Drug Discovery & Development

Centogene, Aldeyra to advance therapeutics for SLS patients

Published 29 May 2018

Centogene has signed an agreement with Aldeyra Therapeutics for the advancement of novel therapeutics for patients with Sjögren-Larsson Syndrome (SLS).

Under the terms of the agreement, CENTOGENE will collaborate with Aldeyra to globally identify patients with Sjögren-Larsson Syndrome (SLS) and to understand the clinical spectrum of this disease.

The goal of the agreeement is to support physicians and patients with early diagnosis through genetic testing that could potentially lead to the identification of novel therapeutic developments and raise awareness of the disease      

Centogene CEO Dr Arndt Rolfs said: “The majority of patients with a rare hereditary disease endure a considerable diagnostic odyssey before they have certainty about their condition.

“Global awareness of SLS is very limited, which means that physicians often don’t even think of SLS when being confronted with the patient’s symptoms and consequently don’t perform the required genetic tests.

“This challenge is a prime example where our deep and global knowledge data bank (CentoMD®) can bring a tremendous benefit as a universal healthcare solution to the rare disease community.”

“The partnership with CENTOGENE complements the Aldeyra Registry for Patients with SLS, which was designed to unite patients and raise global awareness for the disease,” said David Clark, M.D., M.R.C.P., A.F.P.M, chief medical officer of Aldeyra.

“Additionally, having access to CENTOGENE’s genetic database of patients with SLS demonstrates the critical role of genetics in identifying patients and developing medicines for diseases where treatments are non-existent.”

SLS is inherited in an autosomal recessive manner and patients display a broad spectrum of symptoms including: ichthyosis (severely dry, thickened, scaly skin), spacisity in the legs and congnitive delay.

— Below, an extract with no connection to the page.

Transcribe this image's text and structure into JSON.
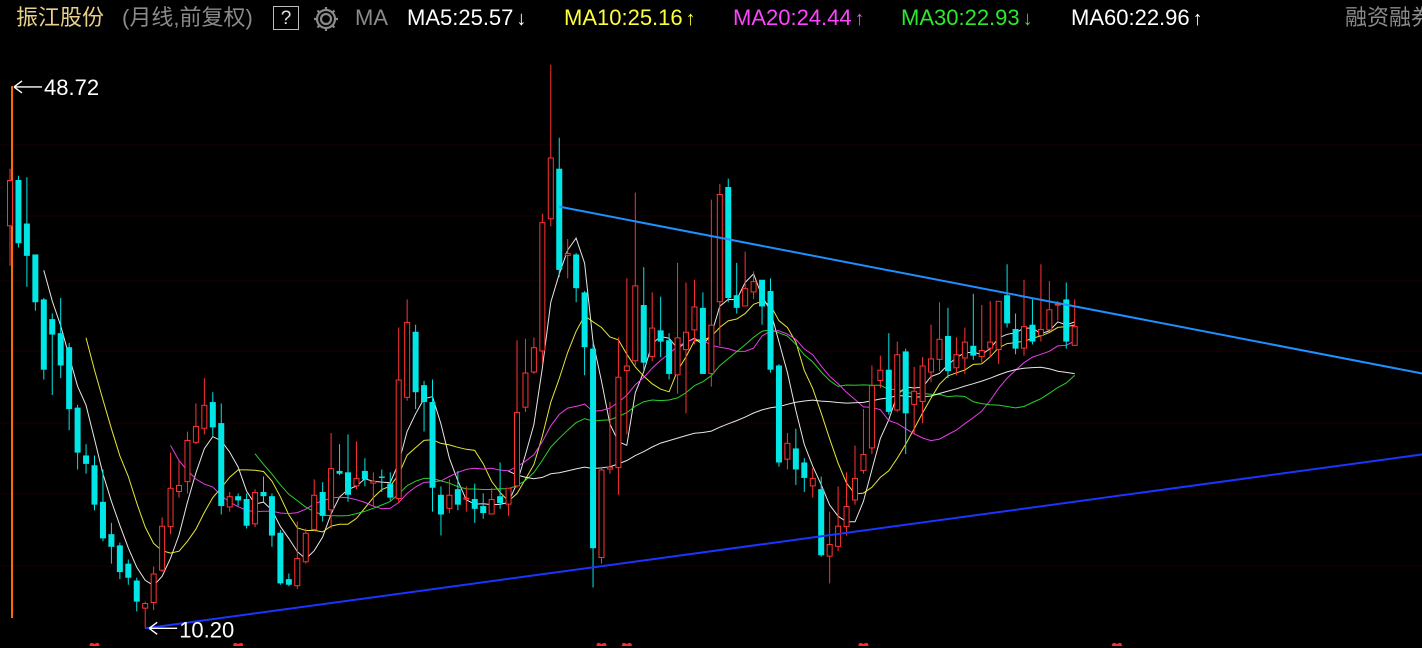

Patients suffering from SLS cannot properly break down molecules called fatty aldehydes resulting in an abnormal accumulation of these molecules leading to symptoms of the disease. There is currently no FDA-approved treatment for SLS.

Source: Company Press Release